Data in this exercise
◇ ◇ ◇ ◇ ◇

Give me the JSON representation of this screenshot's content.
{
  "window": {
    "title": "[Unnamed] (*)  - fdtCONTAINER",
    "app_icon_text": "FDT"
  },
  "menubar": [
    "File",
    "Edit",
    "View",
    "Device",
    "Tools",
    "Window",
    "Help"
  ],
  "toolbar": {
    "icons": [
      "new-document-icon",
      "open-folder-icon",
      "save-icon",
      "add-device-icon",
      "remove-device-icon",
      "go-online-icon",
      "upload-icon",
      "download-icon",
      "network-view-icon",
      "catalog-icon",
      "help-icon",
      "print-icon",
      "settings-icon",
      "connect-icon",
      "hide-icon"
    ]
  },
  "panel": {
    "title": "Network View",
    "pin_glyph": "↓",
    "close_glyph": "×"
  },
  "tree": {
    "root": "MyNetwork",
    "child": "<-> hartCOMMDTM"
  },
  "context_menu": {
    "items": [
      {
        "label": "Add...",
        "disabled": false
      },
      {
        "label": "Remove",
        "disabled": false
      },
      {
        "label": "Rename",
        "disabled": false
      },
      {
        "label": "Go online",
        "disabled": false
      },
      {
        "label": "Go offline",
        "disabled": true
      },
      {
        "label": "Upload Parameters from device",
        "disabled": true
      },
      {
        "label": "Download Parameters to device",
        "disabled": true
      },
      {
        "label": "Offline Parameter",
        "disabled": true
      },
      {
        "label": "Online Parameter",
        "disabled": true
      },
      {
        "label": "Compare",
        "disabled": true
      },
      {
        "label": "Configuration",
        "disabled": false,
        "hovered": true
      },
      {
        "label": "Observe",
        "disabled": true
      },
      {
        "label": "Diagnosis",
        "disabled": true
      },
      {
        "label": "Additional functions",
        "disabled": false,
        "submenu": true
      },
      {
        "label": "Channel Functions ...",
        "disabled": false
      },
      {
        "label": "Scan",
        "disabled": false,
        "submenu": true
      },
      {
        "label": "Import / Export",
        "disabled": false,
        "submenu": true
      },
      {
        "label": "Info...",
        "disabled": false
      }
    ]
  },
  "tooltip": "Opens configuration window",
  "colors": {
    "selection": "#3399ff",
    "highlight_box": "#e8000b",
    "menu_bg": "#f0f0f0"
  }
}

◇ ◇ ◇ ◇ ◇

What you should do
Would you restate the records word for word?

Response for this exercise
Give me the JSON representation of this screenshot's content.
{
  "window": {
    "title": "[Unnamed] (*)  - fdtCONTAINER",
    "app_icon_text": "FDT"
  },
  "menubar": [
    "File",
    "Edit",
    "View",
    "Device",
    "Tools",
    "Window",
    "Help"
  ],
  "toolbar": {
    "icons": [
      "new-document-icon",
      "open-folder-icon",
      "save-icon",
      "add-device-icon",
      "remove-device-icon",
      "go-online-icon",
      "upload-icon",
      "download-icon",
      "network-view-icon",
      "catalog-icon",
      "help-icon",
      "print-icon",
      "settings-icon",
      "connect-icon",
      "hide-icon"
    ]
  },
  "panel": {
    "title": "Network View",
    "pin_glyph": "↓",
    "close_glyph": "×"
  },
  "tree": {
    "root": "MyNetwork",
    "child": "<-> hartCOMMDTM"
  },
  "context_menu": {
    "items": [
      {
        "label": "Add...",
        "disabled": false
      },
      {
        "label": "Remove",
        "disabled": false
      },
      {
        "label": "Rename",
        "disabled": false
      },
      {
        "label": "Go online",
        "disabled": false
      },
      {
        "label": "Go offline",
        "disabled": true
      },
      {
        "label": "Upload Parameters from device",
        "disabled": true
      },
      {
        "label": "Download Parameters to device",
        "disabled": true
      },
      {
        "label": "Offline Parameter",
        "disabled": true
      },
      {
        "label": "Online Parameter",
        "disabled": true
      },
      {
        "label": "Compare",
        "disabled": true
      },
      {
        "label": "Configuration",
        "disabled": false,
        "hovered": true
      },
      {
        "label": "Observe",
        "disabled": true
      },
      {
        "label": "Diagnosis",
        "disabled": true
      },
      {
        "label": "Additional functions",
        "disabled": false,
        "submenu": true
      },
      {
        "label": "Channel Functions ...",
        "disabled": false
      },
      {
        "label": "Scan",
        "disabled": false,
        "submenu": true
      },
      {
        "label": "Import / Export",
        "disabled": false,
        "submenu": true
      },
      {
        "label": "Info...",
        "disabled": false
      }
    ]
  },
  "tooltip": "Opens configuration window",
  "colors": {
    "selection": "#3399ff",
    "highlight_box": "#e8000b",
    "menu_bg": "#f0f0f0"
  }
}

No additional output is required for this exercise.